What attracted you to pediatric oncology?
The magical idea of curing cancer in children. I was ten years into this career path when the role of the pediatric oncologist changed to one that emphasized calibrating radiation therapy to reduce side effects without decreasing the cure rate. Now the focus is on survivorship and quality of life. The improved survival rates we now see are an outgrowth of our success with treatment, giving us the opportunity to focus on survivorship, in particular how to manage side effects of treatment.
Why did you become involved in faculty development?
I thought I could have a greater, though indirect, impact on patient care by serving as a mentor and a source of career guidance to the next generation of clinicians. I also became more involved in the recruitment and retention of faculty. I wanted to make sure there were support systems in place, whether those systems included centralized faculty development programs or hospital- or department-based programs.
Why is mentoring so important to you?

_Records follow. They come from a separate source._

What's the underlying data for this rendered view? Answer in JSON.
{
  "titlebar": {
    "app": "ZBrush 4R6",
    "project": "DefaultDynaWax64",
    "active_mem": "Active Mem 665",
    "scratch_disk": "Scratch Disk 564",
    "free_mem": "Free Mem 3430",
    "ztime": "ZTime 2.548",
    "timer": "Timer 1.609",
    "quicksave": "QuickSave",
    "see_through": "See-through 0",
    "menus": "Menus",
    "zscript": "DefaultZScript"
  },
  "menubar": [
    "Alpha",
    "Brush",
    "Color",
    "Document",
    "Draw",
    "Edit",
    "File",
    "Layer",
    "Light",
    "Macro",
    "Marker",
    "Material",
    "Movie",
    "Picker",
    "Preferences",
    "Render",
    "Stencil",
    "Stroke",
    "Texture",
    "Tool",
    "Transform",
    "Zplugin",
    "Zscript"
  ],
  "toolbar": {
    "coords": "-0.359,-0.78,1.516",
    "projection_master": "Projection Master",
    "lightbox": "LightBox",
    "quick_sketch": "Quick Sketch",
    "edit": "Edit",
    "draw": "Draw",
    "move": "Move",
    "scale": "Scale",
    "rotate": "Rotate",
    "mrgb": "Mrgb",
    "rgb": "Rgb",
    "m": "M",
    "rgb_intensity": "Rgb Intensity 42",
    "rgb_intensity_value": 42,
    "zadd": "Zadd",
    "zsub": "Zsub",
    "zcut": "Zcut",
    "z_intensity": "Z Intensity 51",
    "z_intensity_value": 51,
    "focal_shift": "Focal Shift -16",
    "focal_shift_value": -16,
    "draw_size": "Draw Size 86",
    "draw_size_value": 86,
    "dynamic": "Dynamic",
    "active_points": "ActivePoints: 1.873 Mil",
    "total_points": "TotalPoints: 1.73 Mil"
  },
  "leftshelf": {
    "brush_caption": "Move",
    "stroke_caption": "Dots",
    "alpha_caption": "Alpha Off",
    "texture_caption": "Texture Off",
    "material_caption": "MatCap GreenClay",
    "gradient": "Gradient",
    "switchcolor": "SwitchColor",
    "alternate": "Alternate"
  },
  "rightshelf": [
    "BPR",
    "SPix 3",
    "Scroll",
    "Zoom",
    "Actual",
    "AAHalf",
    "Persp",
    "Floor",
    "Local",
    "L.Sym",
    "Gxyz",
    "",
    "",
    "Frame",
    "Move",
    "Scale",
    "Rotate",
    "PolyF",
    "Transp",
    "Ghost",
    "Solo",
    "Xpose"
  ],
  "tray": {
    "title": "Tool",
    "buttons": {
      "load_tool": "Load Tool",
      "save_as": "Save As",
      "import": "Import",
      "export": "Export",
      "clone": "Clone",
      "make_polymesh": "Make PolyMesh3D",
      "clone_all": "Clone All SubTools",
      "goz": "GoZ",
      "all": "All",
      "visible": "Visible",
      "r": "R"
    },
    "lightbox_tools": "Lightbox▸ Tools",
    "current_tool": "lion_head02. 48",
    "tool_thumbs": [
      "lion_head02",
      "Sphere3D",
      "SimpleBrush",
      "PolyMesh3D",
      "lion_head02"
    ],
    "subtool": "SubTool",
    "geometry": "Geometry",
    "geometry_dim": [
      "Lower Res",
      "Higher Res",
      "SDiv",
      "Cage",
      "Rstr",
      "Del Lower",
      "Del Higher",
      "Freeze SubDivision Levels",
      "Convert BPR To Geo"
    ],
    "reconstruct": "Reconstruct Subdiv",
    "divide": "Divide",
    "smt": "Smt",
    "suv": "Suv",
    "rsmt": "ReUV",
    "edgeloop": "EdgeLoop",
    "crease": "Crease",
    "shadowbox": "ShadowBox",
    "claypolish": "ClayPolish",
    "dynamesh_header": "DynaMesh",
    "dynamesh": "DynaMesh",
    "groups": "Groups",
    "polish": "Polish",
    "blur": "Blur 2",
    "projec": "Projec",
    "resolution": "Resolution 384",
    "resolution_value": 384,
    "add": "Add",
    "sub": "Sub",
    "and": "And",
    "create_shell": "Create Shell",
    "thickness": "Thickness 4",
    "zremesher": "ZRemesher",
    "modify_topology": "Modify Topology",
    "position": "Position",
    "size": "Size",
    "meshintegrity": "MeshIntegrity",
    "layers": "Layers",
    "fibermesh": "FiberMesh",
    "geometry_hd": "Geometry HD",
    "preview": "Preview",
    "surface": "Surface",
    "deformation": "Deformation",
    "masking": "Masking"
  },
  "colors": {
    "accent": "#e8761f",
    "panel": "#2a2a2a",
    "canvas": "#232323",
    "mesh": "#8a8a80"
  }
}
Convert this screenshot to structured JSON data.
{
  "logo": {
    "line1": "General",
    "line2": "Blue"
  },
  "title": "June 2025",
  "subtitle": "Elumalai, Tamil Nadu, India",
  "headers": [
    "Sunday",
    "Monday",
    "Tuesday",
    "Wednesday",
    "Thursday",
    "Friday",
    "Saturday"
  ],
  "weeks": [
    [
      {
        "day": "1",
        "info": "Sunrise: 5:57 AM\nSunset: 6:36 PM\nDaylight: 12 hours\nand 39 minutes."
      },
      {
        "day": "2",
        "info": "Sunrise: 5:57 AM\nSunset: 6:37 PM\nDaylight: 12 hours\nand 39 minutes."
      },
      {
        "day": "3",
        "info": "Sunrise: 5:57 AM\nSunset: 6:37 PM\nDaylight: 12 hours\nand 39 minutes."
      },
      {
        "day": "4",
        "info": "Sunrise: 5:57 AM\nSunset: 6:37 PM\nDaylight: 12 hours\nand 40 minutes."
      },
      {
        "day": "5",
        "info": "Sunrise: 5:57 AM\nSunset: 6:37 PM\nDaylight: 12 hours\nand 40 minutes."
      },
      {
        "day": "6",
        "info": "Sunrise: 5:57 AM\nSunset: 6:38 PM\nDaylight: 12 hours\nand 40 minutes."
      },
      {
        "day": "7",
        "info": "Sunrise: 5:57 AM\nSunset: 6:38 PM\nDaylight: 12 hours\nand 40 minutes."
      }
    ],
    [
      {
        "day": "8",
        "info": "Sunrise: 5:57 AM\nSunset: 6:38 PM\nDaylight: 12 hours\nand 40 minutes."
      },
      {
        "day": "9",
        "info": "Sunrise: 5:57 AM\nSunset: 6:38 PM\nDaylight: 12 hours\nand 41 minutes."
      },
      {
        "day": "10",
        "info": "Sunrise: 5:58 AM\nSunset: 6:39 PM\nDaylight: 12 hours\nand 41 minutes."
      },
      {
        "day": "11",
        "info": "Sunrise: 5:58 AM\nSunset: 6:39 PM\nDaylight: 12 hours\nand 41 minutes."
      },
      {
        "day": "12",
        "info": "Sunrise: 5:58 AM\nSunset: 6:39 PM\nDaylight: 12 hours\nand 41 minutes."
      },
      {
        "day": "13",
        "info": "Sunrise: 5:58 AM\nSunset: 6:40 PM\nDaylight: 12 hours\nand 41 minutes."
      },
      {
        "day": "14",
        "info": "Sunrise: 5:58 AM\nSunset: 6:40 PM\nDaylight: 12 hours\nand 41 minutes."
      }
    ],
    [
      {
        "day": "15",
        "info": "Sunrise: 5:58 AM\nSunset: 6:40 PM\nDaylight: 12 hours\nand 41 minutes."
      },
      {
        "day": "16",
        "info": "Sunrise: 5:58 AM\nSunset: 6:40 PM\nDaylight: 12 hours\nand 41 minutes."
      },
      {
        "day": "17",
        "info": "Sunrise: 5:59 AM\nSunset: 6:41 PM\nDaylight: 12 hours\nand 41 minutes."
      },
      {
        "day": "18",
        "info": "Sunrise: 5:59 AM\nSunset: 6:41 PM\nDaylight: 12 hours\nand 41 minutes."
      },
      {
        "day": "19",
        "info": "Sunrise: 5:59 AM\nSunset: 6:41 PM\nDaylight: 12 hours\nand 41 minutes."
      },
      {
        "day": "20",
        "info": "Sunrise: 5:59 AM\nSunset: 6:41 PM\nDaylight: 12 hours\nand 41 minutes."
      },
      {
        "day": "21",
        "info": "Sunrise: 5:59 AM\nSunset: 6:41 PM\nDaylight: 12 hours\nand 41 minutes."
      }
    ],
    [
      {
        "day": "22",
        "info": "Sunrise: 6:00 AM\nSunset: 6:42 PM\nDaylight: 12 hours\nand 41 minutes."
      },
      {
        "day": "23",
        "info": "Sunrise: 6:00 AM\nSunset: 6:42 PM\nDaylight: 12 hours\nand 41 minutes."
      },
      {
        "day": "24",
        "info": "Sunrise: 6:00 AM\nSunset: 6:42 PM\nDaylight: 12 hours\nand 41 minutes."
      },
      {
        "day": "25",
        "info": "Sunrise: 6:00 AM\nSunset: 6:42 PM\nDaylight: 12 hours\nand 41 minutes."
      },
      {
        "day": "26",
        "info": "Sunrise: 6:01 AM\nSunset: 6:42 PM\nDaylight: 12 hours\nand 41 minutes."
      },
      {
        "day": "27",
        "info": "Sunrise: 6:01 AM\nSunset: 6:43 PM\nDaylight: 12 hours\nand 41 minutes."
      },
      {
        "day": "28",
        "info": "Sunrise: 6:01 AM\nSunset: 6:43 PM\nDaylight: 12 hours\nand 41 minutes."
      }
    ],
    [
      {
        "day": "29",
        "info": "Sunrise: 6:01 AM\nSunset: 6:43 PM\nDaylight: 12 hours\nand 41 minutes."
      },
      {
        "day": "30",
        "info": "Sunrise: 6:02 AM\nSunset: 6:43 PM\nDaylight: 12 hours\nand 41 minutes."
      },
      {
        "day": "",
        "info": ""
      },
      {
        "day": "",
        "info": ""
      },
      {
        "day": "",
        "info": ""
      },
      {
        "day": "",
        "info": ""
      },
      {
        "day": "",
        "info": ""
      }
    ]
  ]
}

I’m giving back something that was given to me. I applied to medical school because a college friend urged me to do so. She saw something in me that I didn’t know was there. There was little mentoring when I went to medical school. Some teachers were inspirational but that was not the same as the way we view mentoring now.
How do you switch gears from Dean Tarbell to Dr. Tarbell?
I love that I still am able to take care of patients. The clinical work keeps me grounded, in tune with what the faculty are experiencing and how medicine is changing.
When I put on that white coat every Wednesday, I know that on that day I’m going to be a doctor. And I know how to do that. For me, clinical work remains rewarding.
Okay, the elephant in the room. How do you think women are faring in medicine?
Women are still expected to behave in ways different from those expected of men. Men can say things, which, if said by a woman, would be considered too aggressive. We all have gender stereotypes, men and women alike. They’re part of who we are, and they don’t change quickly.
It would be great to feel as though we could break down some of the challenges that remain for women, ones that are subtler and a little bit harder to get at. I would love to look back, and say that, actually, we don’t need to talk about gender anymore.
Image: John Soares